### What you will do:
Give the total number of lines in the data below that include "text", and nothing else.

### Records for the task:
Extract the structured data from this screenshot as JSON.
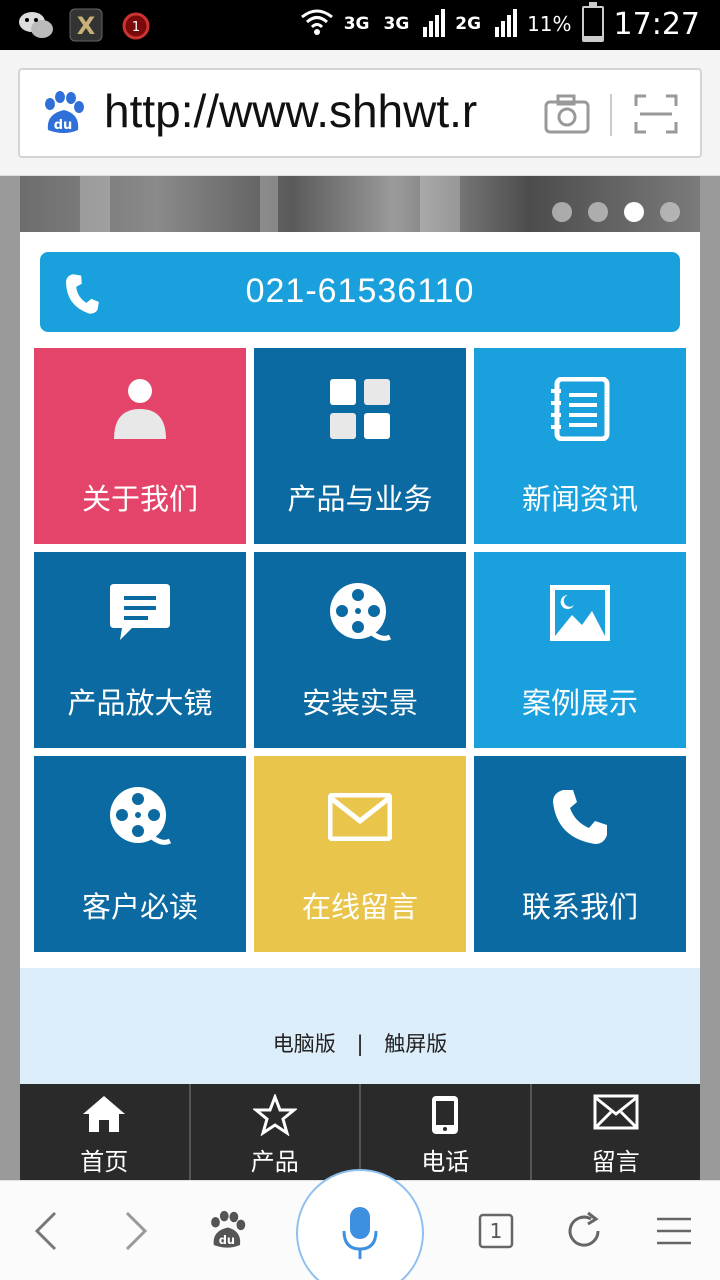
{
  "status_bar": {
    "left_icons": [
      "wechat-icon",
      "app-x-icon",
      "alarm-icon"
    ],
    "alarm_count": "1",
    "network_labels": [
      "3G",
      "3G",
      "2G"
    ],
    "battery_percent": "11%",
    "time": "17:27"
  },
  "browser": {
    "url": "http://www.shhwt.r"
  },
  "banner": {
    "slide_count": 4,
    "active_slide": 3
  },
  "phone_bar": {
    "number": "021-61536110"
  },
  "tiles": [
    {
      "label": "关于我们",
      "icon": "user-icon",
      "color": "#e5446a"
    },
    {
      "label": "产品与业务",
      "icon": "grid-icon",
      "color": "#0a6aa1"
    },
    {
      "label": "新闻资讯",
      "icon": "notebook-icon",
      "color": "#1aa0dc"
    },
    {
      "label": "产品放大镜",
      "icon": "chat-bubble-icon",
      "color": "#0a6aa1"
    },
    {
      "label": "安装实景",
      "icon": "film-reel-icon",
      "color": "#0a6aa1"
    },
    {
      "label": "案例展示",
      "icon": "picture-icon",
      "color": "#1aa0dc"
    },
    {
      "label": "客户必读",
      "icon": "film-reel-icon",
      "color": "#0a6aa1"
    },
    {
      "label": "在线留言",
      "icon": "envelope-icon",
      "color": "#eac54c"
    },
    {
      "label": "联系我们",
      "icon": "phone-icon",
      "color": "#0a6aa1"
    }
  ],
  "footer": {
    "pc_version": "电脑版",
    "separator": "|",
    "touch_version": "触屏版"
  },
  "bottom_nav": [
    {
      "label": "首页",
      "icon": "home-icon"
    },
    {
      "label": "产品",
      "icon": "star-icon"
    },
    {
      "label": "电话",
      "icon": "mobile-phone-icon"
    },
    {
      "label": "留言",
      "icon": "envelope-icon"
    }
  ],
  "browser_toolbar": {
    "tab_count": "1",
    "icons": [
      "back-icon",
      "forward-icon",
      "baidu-paw-icon",
      "microphone-icon",
      "tabs-icon",
      "refresh-icon",
      "menu-icon"
    ]
  }
}
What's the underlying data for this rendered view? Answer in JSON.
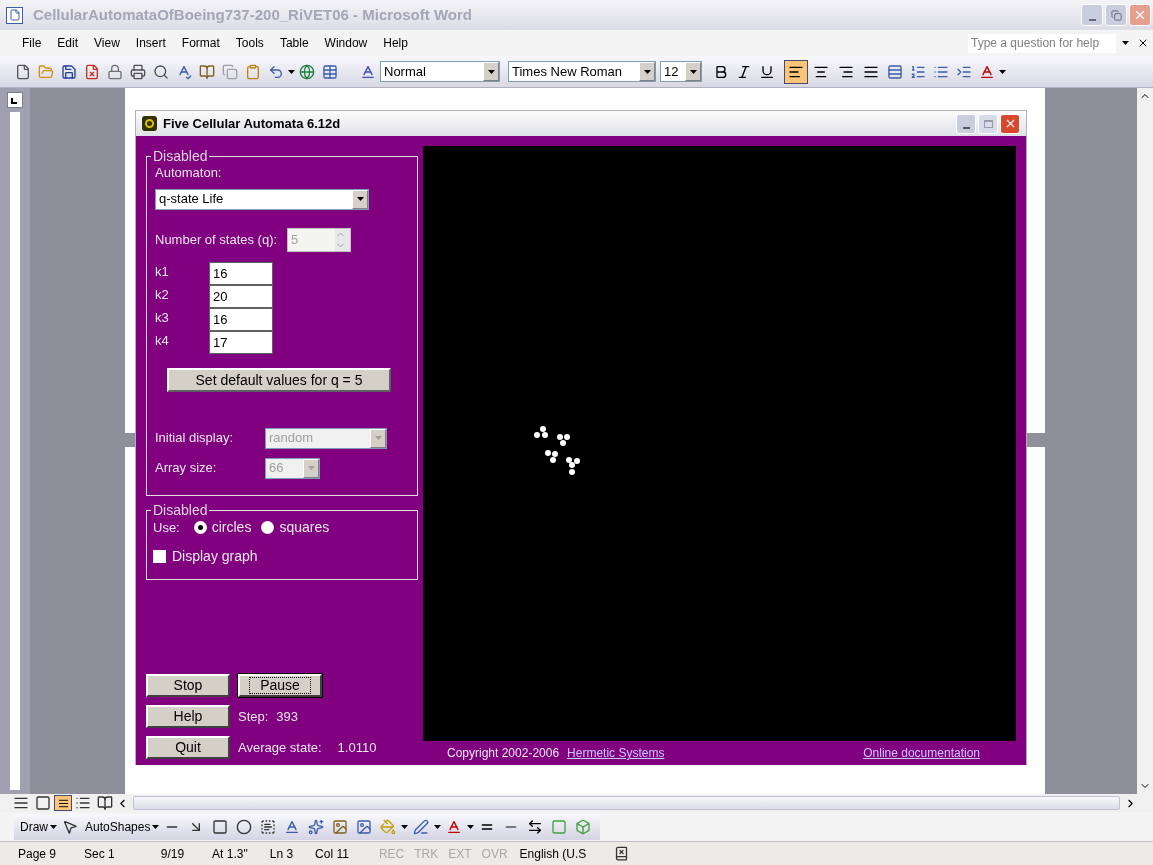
{
  "word": {
    "title": "CellularAutomataOfBoeing737-200_RiVET06 - Microsoft Word",
    "menu": [
      "File",
      "Edit",
      "View",
      "Insert",
      "Format",
      "Tools",
      "Table",
      "Window",
      "Help"
    ],
    "help_box": {
      "placeholder": "Type a question for help"
    },
    "style": "Normal",
    "font": "Times New Roman",
    "size": "12",
    "alignment": [
      {
        "selected": true
      },
      {
        "selected": false
      },
      {
        "selected": false
      },
      {
        "selected": false
      }
    ],
    "draw_menus": [
      "Draw",
      "AutoShapes"
    ],
    "status": [
      "Page 9",
      "Sec 1",
      "9/19",
      "At 1.3\"",
      "Ln 3",
      "Col 11"
    ],
    "indicators": [
      {
        "label": "REC",
        "on": false
      },
      {
        "label": "TRK",
        "on": false
      },
      {
        "label": "EXT",
        "on": false
      },
      {
        "label": "OVR",
        "on": false
      }
    ],
    "language": "English (U.S"
  },
  "app": {
    "title": "Five Cellular Automata 6.12d",
    "group1": {
      "legend": "Disabled",
      "automaton_label": "Automaton:",
      "automaton": "q-state Life",
      "states_label": "Number of states (q):",
      "states": {
        "value": "5",
        "disabled": true
      },
      "k": [
        {
          "label": "k1",
          "value": "16"
        },
        {
          "label": "k2",
          "value": "20"
        },
        {
          "label": "k3",
          "value": "16"
        },
        {
          "label": "k4",
          "value": "17"
        }
      ],
      "default_button": "Set default values for q =  5",
      "initial_label": "Initial display:",
      "initial": {
        "value": "random",
        "disabled": true
      },
      "array_label": "Array size:",
      "array": {
        "value": "66",
        "disabled": true
      }
    },
    "group2": {
      "legend": "Disabled",
      "use_label": "Use:",
      "shapes": [
        {
          "label": "circles",
          "selected": true
        },
        {
          "label": "squares",
          "selected": false
        }
      ],
      "graph": {
        "label": "Display graph",
        "checked": false
      }
    },
    "buttons": [
      {
        "label": "Stop",
        "focused": false
      },
      {
        "label": "Pause",
        "focused": true
      }
    ],
    "help_button": "Help",
    "quit_button": "Quit",
    "step": {
      "label": "Step:",
      "value": "393"
    },
    "average": {
      "label": "Average state:",
      "value": "1.0110"
    },
    "copyright": "Copyright 2002-2006",
    "company_link": "Hermetic Systems",
    "doc_link": "Online documentation"
  }
}
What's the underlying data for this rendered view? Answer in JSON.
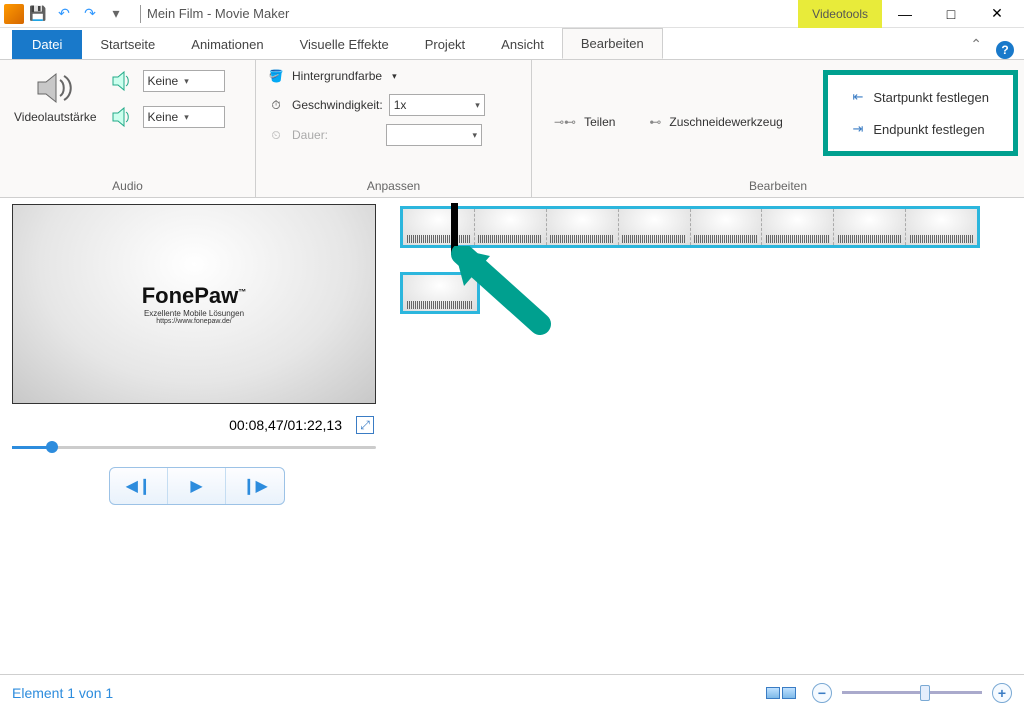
{
  "title": "Mein Film - Movie Maker",
  "videotools_label": "Videotools",
  "tabs": {
    "datei": "Datei",
    "startseite": "Startseite",
    "animationen": "Animationen",
    "visuelle": "Visuelle Effekte",
    "projekt": "Projekt",
    "ansicht": "Ansicht",
    "bearbeiten": "Bearbeiten"
  },
  "ribbon": {
    "audio": {
      "videolautstaerke": "Videolautstärke",
      "fadein": "Keine",
      "fadeout": "Keine",
      "group": "Audio"
    },
    "anpassen": {
      "hintergrundfarbe": "Hintergrundfarbe",
      "geschwindigkeit_label": "Geschwindigkeit:",
      "geschwindigkeit_value": "1x",
      "dauer_label": "Dauer:",
      "dauer_value": "",
      "group": "Anpassen"
    },
    "bearbeiten": {
      "teilen": "Teilen",
      "zuschneidewerkzeug": "Zuschneidewerkzeug",
      "startpunkt": "Startpunkt festlegen",
      "endpunkt": "Endpunkt festlegen",
      "group": "Bearbeiten"
    }
  },
  "preview": {
    "logo_main": "FonePaw",
    "logo_sub": "Exzellente Mobile Lösungen",
    "logo_url": "https://www.fonepaw.de/",
    "time": "00:08,47/01:22,13"
  },
  "status": {
    "text": "Element 1 von 1"
  }
}
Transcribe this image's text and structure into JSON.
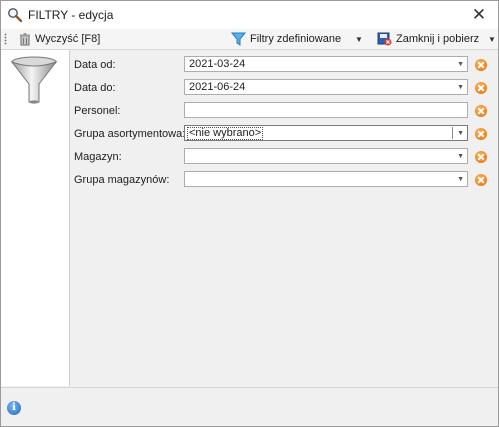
{
  "window": {
    "title": "FILTRY - edycja",
    "close_glyph": "✕"
  },
  "toolbar": {
    "clear_label": "Wyczyść [F8]",
    "filters_label": "Filtry zdefiniowane",
    "close_fetch_label": "Zamknij i pobierz",
    "arrow": "▼"
  },
  "fields": [
    {
      "label": "Data od:",
      "value": "2021-03-24",
      "type": "dropdown"
    },
    {
      "label": "Data do:",
      "value": "2021-06-24",
      "type": "dropdown"
    },
    {
      "label": "Personel:",
      "value": "",
      "type": "text"
    },
    {
      "label": "Grupa asortymentowa:",
      "value": "<nie wybrano>",
      "type": "dropdown"
    },
    {
      "label": "Magazyn:",
      "value": "",
      "type": "dropdown"
    },
    {
      "label": "Grupa magazynów:",
      "value": "",
      "type": "dropdown"
    }
  ],
  "status": {
    "info_glyph": "i"
  }
}
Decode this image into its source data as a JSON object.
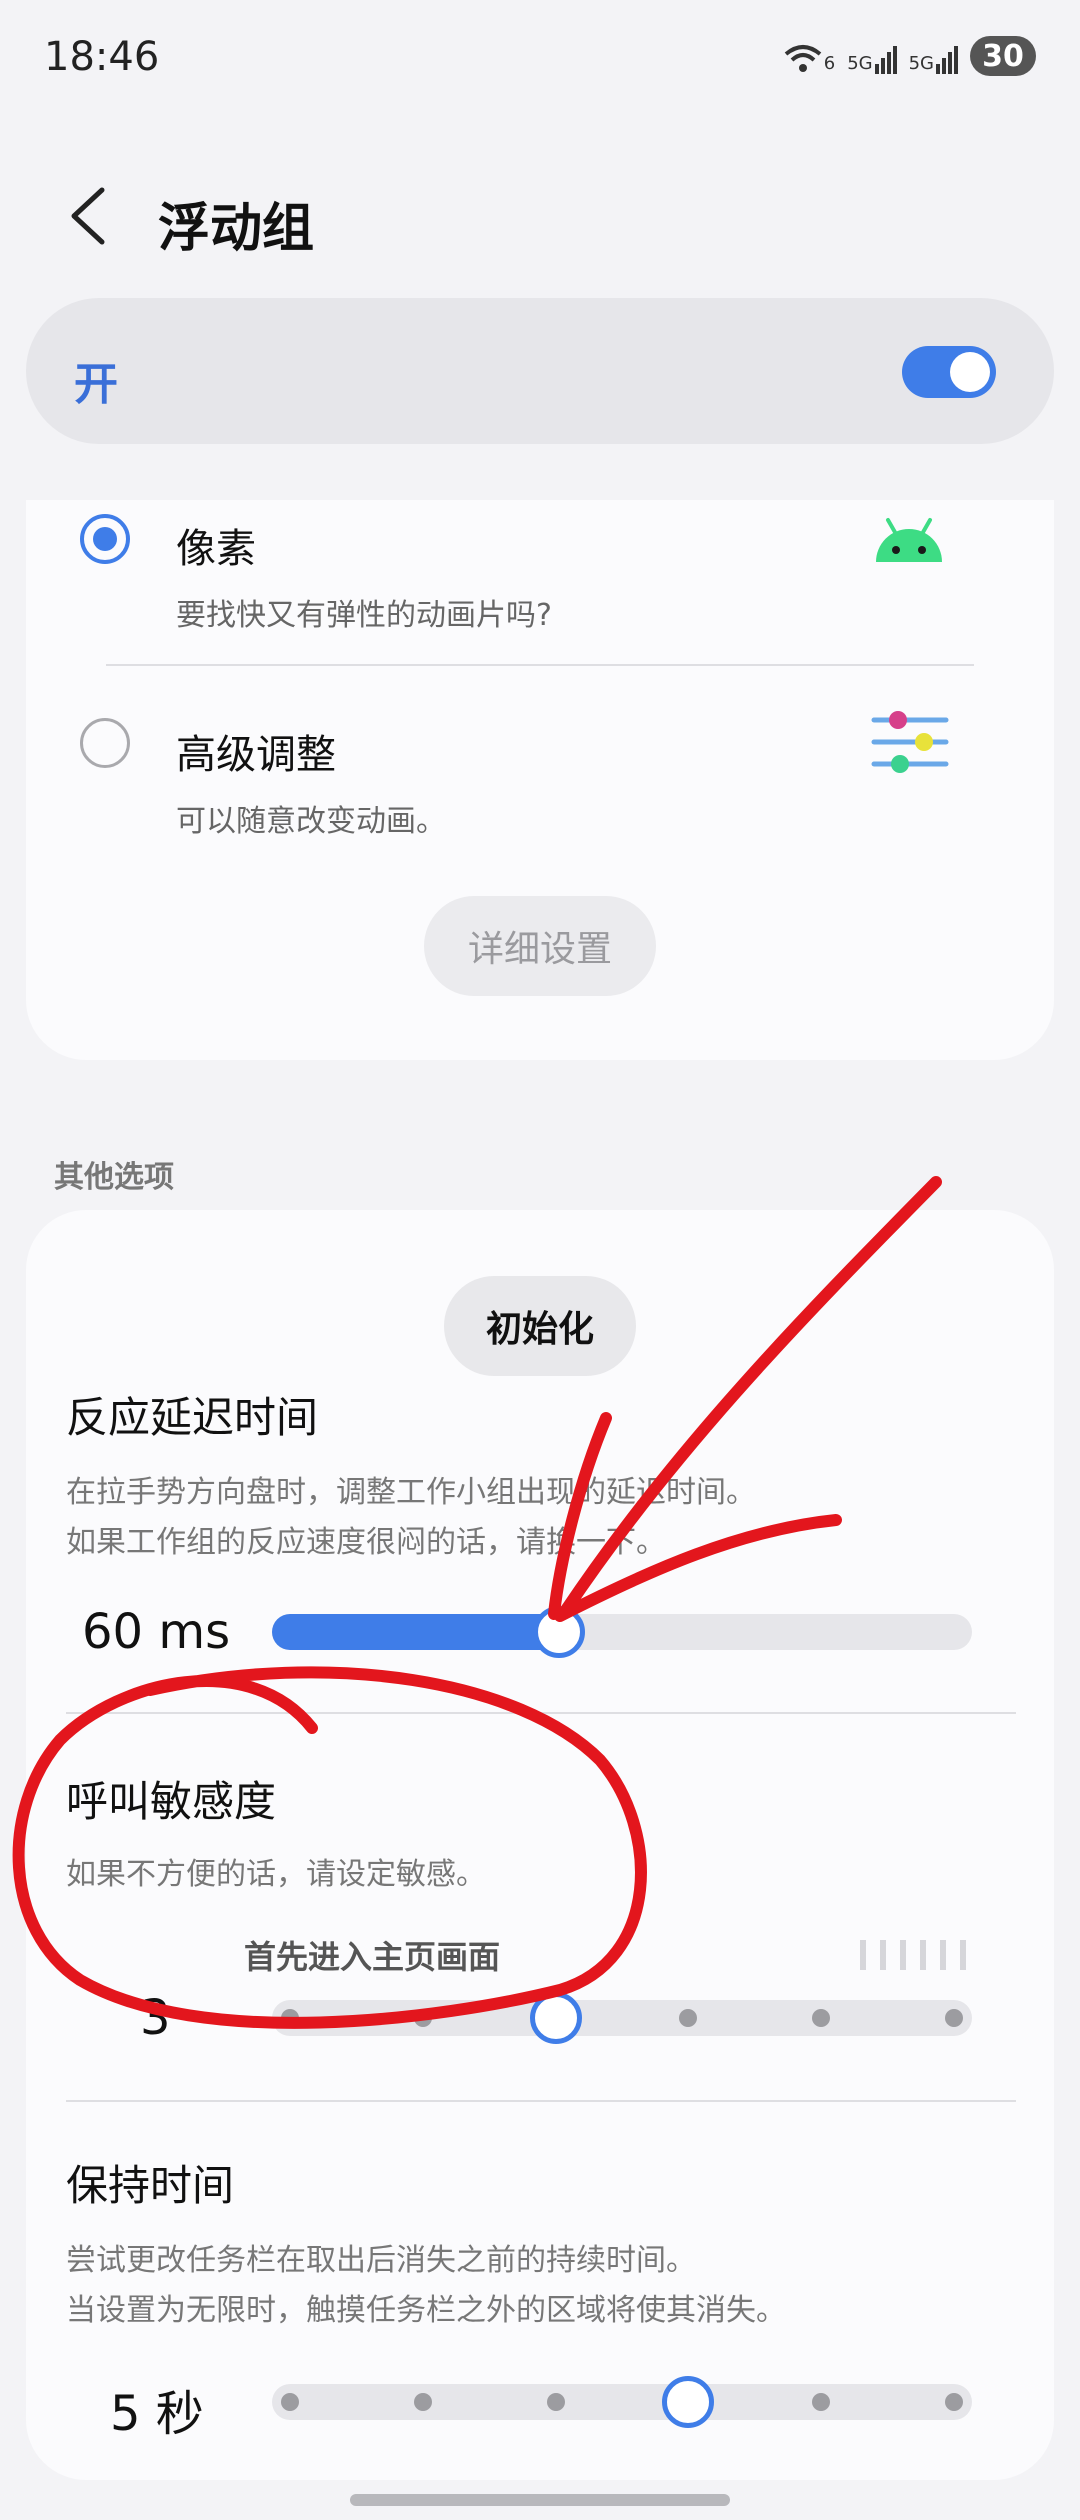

### Response to the task:
3